# Description of the task
Lines with the word "Inventory" are the ones wanted. Copy each of them from the entries below.

# Data
++++++++++

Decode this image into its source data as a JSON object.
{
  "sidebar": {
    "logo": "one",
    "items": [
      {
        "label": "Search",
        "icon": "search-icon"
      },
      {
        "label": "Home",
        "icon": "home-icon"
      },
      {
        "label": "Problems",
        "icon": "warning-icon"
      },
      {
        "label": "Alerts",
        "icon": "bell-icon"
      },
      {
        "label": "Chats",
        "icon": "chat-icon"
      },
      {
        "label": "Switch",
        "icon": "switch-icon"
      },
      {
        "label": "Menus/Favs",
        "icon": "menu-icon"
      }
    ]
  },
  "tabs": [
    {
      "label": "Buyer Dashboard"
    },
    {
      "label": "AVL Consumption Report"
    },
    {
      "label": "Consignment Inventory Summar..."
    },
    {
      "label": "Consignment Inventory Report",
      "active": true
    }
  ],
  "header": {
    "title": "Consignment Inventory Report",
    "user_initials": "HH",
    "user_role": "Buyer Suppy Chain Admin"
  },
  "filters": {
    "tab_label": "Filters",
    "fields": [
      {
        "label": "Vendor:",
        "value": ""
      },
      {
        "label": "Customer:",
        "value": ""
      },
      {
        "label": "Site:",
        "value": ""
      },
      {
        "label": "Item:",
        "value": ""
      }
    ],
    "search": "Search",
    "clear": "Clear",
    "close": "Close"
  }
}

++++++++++

# Exercise result
      "label": "Consignment Inventory Summar..."
      "label": "Consignment Inventory Report",
    "title": "Consignment Inventory Report",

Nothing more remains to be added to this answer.